### Required work
Give back every record word for word, but keep the pictures out.
*** Data listing ***
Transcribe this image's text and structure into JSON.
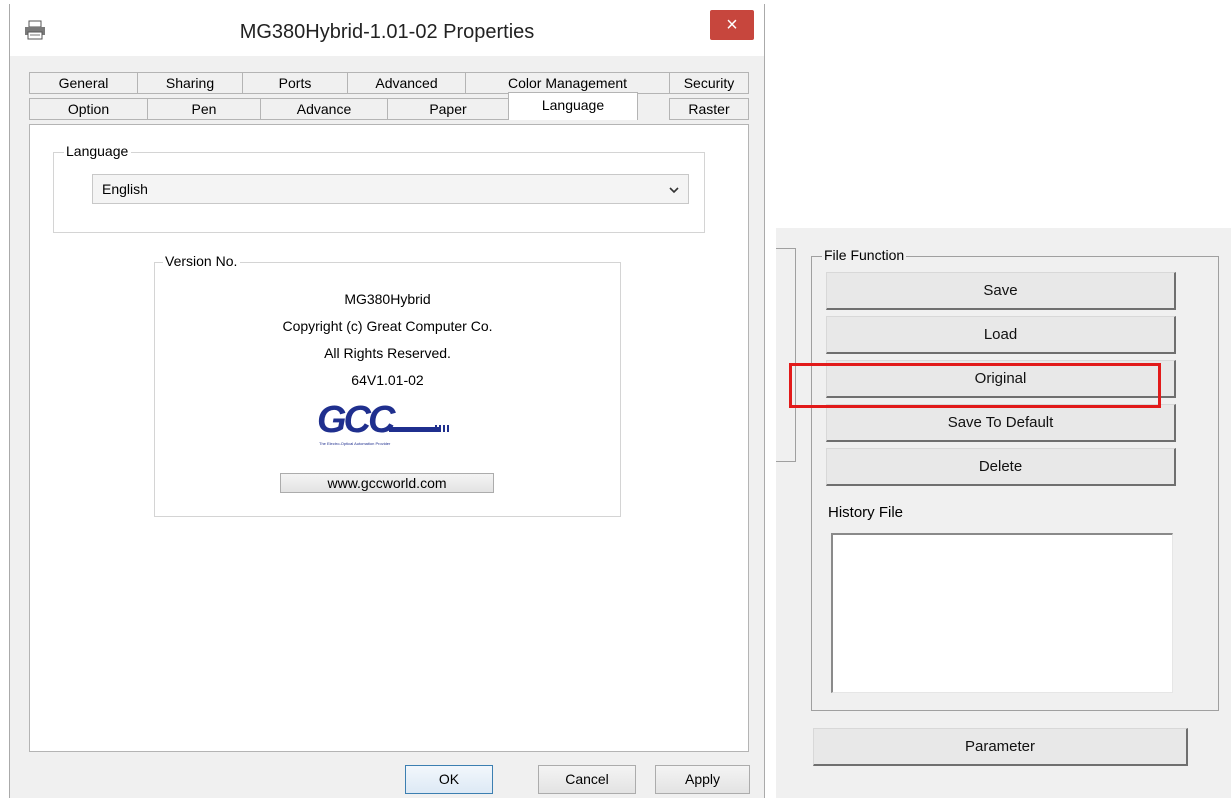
{
  "dialog": {
    "title": "MG380Hybrid-1.01-02 Properties",
    "close_glyph": "×",
    "tabs_row1": [
      "General",
      "Sharing",
      "Ports",
      "Advanced",
      "Color Management",
      "Security"
    ],
    "tabs_row2": [
      "Option",
      "Pen",
      "Advance",
      "Paper",
      "Language",
      "Raster"
    ],
    "active_tab": "Language",
    "language_group": {
      "legend": "Language",
      "selected": "English"
    },
    "version_group": {
      "legend": "Version No.",
      "model": "MG380Hybrid",
      "copyright": "Copyright (c) Great Computer Co.",
      "rights": "All Rights Reserved.",
      "version": "64V1.01-02",
      "logo_text": "GCC",
      "logo_tagline": "The Electro-Optical Automation Provider",
      "website_button": "www.gccworld.com"
    },
    "footer": {
      "ok": "OK",
      "cancel": "Cancel",
      "apply": "Apply"
    }
  },
  "file_panel": {
    "legend": "File Function",
    "buttons": [
      "Save",
      "Load",
      "Original",
      "Save To Default",
      "Delete"
    ],
    "highlighted": "Original",
    "history_label": "History File",
    "parameter_button": "Parameter"
  },
  "colors": {
    "close_button": "#c7463d",
    "highlight_box": "#e21a1a",
    "logo_blue": "#1f2f8e"
  },
  "icons": {
    "title": "printer-icon",
    "dropdown": "chevron-down-icon"
  }
}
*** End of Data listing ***
### Task result
Transcribe this image's text and structure into JSON.
{
  "dialog": {
    "title": "MG380Hybrid-1.01-02 Properties",
    "close_glyph": "×",
    "tabs_row1": [
      "General",
      "Sharing",
      "Ports",
      "Advanced",
      "Color Management",
      "Security"
    ],
    "tabs_row2": [
      "Option",
      "Pen",
      "Advance",
      "Paper",
      "Language",
      "Raster"
    ],
    "active_tab": "Language",
    "language_group": {
      "legend": "Language",
      "selected": "English"
    },
    "version_group": {
      "legend": "Version No.",
      "model": "MG380Hybrid",
      "copyright": "Copyright (c) Great Computer Co.",
      "rights": "All Rights Reserved.",
      "version": "64V1.01-02",
      "logo_text": "GCC",
      "logo_tagline": "The Electro-Optical Automation Provider",
      "website_button": "www.gccworld.com"
    },
    "footer": {
      "ok": "OK",
      "cancel": "Cancel",
      "apply": "Apply"
    }
  },
  "file_panel": {
    "legend": "File Function",
    "buttons": [
      "Save",
      "Load",
      "Original",
      "Save To Default",
      "Delete"
    ],
    "highlighted": "Original",
    "history_label": "History File",
    "parameter_button": "Parameter"
  },
  "colors": {
    "close_button": "#c7463d",
    "highlight_box": "#e21a1a",
    "logo_blue": "#1f2f8e"
  },
  "icons": {
    "title": "printer-icon",
    "dropdown": "chevron-down-icon"
  }
}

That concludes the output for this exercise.